Data records for software interfaces =>
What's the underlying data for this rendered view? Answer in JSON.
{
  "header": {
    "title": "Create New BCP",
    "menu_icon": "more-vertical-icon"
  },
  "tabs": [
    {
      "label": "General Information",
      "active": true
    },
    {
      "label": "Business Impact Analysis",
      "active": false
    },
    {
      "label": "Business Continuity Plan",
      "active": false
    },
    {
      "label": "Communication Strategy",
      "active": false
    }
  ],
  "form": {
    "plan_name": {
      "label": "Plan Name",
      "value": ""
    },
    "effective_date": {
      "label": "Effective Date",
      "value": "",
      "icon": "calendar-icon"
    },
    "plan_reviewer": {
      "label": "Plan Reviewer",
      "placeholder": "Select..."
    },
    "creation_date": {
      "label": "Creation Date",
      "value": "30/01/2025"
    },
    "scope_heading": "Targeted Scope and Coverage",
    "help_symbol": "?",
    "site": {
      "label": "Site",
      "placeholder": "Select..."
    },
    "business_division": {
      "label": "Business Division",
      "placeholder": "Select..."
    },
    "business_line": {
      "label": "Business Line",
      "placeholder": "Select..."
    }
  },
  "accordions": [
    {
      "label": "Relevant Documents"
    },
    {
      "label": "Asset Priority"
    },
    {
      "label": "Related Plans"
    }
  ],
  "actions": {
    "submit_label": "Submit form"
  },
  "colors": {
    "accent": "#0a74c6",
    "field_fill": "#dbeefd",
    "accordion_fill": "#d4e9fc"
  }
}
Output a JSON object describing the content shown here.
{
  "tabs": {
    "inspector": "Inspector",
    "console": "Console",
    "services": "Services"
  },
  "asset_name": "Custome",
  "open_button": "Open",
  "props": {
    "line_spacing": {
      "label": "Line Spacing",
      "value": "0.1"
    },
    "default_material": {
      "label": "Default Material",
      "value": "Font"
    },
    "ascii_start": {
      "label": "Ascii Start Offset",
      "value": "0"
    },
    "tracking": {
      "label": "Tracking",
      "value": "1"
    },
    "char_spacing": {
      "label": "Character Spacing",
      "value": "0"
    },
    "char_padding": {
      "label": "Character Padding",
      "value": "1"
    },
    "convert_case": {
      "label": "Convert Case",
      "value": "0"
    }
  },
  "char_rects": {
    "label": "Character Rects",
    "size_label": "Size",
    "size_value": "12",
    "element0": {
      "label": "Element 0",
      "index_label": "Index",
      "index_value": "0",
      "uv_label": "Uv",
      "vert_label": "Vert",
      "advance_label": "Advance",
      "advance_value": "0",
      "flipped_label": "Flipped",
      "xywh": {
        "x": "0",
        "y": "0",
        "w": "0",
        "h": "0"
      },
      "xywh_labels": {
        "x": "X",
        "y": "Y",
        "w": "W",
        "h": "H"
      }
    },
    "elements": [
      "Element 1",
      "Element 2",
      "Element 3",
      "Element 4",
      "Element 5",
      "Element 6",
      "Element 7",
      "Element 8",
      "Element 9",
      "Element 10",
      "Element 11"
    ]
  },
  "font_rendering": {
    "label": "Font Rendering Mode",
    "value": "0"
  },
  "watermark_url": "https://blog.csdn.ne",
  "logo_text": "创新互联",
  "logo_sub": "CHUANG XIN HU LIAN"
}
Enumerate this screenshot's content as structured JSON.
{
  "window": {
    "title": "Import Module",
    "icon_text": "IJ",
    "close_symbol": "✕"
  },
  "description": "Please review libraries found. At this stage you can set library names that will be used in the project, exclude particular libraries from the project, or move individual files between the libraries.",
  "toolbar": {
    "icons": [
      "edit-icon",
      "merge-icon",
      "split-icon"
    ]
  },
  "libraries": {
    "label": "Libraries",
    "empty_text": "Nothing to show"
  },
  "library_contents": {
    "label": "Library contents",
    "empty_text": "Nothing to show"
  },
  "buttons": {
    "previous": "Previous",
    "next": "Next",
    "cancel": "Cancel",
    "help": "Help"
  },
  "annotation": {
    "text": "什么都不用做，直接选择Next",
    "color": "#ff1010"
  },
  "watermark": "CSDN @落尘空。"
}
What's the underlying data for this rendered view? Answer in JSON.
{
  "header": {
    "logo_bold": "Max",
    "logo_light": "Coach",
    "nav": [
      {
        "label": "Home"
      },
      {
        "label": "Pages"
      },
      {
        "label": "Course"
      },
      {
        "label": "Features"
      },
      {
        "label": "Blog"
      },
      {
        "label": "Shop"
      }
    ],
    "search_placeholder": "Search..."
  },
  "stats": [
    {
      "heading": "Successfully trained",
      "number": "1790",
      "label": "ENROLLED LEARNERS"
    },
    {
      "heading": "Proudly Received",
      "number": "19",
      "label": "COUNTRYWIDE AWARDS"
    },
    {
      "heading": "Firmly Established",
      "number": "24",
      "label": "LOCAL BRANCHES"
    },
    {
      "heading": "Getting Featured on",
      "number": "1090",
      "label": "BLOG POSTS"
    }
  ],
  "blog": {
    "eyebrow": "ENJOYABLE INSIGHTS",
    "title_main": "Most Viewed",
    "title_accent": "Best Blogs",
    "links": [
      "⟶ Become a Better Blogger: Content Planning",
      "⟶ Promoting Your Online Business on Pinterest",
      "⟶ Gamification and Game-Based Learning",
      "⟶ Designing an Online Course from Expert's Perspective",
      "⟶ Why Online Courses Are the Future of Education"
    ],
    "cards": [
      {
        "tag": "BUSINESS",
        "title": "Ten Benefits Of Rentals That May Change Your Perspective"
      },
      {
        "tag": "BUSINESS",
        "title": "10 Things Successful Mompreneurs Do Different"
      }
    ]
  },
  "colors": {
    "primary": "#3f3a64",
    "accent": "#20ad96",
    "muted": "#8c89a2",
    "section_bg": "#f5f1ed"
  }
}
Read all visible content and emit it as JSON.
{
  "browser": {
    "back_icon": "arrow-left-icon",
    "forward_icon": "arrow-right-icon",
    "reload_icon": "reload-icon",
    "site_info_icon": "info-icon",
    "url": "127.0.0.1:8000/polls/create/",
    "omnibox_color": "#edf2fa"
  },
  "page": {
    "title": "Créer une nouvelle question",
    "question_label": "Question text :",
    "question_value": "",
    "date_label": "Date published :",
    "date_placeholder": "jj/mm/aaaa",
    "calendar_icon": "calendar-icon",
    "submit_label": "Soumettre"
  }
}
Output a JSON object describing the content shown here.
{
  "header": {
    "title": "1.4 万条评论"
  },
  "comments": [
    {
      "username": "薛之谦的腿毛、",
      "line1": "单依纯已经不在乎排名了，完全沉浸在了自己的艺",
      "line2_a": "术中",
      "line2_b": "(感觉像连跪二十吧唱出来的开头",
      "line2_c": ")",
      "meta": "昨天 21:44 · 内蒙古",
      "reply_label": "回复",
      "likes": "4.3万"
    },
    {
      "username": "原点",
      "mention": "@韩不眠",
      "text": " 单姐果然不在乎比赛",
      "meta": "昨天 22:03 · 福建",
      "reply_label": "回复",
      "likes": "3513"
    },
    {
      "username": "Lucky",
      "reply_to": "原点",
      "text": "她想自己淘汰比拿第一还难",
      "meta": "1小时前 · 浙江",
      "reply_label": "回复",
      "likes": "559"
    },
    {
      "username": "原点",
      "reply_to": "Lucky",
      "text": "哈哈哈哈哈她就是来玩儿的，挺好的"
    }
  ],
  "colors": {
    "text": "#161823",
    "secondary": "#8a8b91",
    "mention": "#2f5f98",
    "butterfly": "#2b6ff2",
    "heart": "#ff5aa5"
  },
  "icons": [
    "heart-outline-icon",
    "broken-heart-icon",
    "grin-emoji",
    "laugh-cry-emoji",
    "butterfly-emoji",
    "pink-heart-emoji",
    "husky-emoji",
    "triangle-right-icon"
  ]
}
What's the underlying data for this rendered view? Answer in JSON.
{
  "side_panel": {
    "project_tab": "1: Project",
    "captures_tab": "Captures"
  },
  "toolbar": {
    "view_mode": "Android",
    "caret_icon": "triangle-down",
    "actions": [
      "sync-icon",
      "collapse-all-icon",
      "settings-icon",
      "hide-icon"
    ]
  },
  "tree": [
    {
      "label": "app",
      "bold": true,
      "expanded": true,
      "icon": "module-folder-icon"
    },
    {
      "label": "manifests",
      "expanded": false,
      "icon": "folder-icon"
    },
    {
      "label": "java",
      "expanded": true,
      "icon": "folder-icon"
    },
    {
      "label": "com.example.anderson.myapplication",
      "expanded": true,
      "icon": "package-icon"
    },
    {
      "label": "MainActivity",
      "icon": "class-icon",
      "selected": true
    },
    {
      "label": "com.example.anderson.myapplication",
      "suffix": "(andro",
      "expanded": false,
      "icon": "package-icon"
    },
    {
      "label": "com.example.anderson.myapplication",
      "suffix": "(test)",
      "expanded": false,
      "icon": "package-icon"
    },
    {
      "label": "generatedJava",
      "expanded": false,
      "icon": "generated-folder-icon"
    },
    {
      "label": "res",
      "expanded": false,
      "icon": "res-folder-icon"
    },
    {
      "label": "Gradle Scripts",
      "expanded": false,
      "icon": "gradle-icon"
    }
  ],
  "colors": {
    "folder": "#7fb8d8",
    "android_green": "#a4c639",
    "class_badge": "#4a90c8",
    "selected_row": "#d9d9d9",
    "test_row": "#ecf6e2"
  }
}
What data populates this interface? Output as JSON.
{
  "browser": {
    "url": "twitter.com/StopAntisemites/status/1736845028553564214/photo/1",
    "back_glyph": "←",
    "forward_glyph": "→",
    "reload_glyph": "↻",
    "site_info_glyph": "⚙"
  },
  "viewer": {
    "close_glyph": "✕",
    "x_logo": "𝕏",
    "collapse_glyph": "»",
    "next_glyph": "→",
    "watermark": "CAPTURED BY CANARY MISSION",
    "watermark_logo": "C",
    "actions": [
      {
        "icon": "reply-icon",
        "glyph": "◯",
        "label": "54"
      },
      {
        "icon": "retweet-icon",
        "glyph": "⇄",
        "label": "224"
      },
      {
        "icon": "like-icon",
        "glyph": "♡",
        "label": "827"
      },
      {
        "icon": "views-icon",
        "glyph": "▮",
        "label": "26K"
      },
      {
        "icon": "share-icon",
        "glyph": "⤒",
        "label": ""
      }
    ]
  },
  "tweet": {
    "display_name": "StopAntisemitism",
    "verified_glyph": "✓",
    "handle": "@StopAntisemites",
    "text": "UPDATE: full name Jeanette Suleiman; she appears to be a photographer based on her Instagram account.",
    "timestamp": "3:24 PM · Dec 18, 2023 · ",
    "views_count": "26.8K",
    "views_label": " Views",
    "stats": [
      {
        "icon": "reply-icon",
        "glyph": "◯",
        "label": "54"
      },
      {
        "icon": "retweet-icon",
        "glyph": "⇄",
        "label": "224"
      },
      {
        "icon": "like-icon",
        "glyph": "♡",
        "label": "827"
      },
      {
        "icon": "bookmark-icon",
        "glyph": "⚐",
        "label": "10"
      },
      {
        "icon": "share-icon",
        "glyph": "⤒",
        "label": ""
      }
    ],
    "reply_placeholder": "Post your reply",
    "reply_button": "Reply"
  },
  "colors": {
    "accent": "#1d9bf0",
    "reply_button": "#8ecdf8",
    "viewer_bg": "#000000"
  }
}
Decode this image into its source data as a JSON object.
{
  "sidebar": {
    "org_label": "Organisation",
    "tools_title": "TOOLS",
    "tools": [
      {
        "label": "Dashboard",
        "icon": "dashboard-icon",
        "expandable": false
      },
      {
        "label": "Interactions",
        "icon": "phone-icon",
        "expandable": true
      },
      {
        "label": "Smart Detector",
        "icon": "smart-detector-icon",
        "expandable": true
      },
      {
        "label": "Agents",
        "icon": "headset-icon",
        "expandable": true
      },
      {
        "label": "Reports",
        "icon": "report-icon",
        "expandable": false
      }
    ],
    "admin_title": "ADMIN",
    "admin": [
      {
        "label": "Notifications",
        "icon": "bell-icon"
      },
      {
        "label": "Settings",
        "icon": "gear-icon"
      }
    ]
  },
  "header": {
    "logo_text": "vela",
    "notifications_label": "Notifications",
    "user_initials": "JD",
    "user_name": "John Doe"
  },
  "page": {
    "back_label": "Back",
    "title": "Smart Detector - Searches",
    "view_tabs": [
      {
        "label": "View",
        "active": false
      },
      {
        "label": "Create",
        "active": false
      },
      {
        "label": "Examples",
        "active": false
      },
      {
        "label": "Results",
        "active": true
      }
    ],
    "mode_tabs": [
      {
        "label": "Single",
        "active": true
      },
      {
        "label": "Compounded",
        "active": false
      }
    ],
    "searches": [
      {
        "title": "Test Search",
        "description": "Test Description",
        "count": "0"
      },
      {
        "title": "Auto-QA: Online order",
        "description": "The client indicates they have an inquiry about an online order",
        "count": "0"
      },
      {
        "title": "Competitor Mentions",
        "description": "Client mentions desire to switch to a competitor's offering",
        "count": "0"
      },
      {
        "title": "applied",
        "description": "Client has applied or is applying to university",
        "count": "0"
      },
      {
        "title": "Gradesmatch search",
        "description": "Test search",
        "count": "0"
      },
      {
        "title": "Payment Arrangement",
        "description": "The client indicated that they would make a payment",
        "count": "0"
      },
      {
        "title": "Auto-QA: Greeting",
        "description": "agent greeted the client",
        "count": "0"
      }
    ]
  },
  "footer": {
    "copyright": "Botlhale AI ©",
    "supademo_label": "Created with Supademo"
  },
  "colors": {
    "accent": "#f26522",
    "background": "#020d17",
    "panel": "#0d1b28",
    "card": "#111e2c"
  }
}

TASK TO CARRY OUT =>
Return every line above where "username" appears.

ANSWER SPACE =>
      "username": "薛之谦的腿毛、",
      "username": "原点",
      "username": "Lucky",
      "username": "原点",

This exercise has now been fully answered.